Count how many lines in the data below include "View". Answer with the number only.

DATA PROVIDED Block Start

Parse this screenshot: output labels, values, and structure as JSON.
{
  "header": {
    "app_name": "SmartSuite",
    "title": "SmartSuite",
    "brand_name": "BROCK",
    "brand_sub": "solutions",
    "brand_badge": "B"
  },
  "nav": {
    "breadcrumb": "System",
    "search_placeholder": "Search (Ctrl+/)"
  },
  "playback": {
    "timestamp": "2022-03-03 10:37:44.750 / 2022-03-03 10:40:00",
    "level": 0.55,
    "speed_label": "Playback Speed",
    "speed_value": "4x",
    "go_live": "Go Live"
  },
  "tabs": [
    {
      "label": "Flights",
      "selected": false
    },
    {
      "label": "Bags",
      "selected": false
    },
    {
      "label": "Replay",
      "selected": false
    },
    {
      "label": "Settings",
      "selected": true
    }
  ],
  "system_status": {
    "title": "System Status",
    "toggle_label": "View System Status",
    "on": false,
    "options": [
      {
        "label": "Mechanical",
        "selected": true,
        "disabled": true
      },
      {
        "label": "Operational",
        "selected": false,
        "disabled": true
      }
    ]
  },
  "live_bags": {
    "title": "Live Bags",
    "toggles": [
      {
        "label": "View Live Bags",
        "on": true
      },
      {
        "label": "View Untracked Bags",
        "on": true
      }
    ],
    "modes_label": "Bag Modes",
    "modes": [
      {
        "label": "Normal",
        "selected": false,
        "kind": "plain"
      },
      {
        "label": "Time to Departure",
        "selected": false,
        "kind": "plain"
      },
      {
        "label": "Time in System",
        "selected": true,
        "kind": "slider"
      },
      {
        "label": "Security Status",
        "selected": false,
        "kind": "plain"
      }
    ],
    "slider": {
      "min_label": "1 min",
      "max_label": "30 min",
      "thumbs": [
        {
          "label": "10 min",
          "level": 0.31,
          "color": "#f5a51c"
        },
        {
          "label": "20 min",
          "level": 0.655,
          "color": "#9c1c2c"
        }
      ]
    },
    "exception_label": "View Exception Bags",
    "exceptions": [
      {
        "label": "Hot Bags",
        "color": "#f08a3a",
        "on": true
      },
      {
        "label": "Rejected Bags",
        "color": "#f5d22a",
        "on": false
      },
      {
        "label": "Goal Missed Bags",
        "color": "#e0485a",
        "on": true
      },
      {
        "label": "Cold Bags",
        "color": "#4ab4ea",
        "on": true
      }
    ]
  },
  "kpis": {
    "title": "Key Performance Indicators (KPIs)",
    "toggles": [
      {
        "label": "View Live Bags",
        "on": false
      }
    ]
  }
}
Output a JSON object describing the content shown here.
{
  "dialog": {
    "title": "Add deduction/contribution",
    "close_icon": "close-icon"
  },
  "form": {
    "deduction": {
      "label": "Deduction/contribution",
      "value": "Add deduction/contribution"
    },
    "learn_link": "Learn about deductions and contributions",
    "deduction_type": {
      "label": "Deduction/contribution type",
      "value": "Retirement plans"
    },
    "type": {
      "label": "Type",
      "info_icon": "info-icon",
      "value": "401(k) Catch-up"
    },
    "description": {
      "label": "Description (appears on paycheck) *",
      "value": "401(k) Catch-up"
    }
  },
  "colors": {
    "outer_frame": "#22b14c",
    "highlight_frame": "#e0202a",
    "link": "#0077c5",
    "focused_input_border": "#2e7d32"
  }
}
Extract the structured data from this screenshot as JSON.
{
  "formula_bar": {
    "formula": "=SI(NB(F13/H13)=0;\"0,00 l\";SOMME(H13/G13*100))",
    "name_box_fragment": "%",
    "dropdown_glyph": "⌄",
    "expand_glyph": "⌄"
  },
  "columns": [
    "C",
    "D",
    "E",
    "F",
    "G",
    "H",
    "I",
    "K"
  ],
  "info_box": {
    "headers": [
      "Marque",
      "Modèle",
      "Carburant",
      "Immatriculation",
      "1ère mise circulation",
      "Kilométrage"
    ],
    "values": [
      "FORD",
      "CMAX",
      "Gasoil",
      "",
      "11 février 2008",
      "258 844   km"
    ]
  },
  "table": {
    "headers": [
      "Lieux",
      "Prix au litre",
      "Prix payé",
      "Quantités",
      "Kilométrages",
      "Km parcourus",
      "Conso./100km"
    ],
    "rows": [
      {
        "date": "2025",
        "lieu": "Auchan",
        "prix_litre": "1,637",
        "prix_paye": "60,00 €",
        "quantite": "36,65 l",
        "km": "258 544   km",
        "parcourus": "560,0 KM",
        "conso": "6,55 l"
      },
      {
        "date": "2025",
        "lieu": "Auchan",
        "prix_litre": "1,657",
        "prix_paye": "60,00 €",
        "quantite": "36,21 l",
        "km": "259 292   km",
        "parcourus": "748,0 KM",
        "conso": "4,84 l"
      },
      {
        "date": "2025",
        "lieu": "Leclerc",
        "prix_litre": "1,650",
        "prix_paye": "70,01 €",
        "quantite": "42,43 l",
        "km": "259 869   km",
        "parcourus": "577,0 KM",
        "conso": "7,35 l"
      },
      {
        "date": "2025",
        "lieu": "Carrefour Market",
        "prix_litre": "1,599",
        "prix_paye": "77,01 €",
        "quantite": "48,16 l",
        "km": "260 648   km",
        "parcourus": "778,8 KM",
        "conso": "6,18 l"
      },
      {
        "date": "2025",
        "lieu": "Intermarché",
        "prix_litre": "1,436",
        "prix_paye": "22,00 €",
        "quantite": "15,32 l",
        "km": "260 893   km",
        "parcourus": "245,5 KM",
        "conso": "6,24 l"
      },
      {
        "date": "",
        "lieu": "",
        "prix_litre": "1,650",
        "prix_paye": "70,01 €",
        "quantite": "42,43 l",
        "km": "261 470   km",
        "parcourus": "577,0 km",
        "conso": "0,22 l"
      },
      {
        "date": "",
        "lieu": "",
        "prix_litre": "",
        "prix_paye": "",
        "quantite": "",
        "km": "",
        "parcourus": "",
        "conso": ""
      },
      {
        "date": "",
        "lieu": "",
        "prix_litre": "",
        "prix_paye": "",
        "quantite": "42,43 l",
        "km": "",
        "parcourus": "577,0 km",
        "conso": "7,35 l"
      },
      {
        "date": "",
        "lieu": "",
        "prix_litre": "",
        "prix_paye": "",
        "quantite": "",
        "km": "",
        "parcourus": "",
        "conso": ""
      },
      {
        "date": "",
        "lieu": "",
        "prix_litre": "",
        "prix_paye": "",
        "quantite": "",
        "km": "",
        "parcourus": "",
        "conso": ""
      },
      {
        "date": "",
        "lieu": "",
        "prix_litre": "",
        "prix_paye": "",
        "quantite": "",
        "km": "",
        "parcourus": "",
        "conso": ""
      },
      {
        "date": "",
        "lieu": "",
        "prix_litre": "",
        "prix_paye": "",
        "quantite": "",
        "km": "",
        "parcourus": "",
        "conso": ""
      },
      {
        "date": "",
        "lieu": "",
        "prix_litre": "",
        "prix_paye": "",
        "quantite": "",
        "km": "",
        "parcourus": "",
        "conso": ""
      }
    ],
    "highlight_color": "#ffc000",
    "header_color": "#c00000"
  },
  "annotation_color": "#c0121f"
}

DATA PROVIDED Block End

__COMPLETED EXERCISE__. 5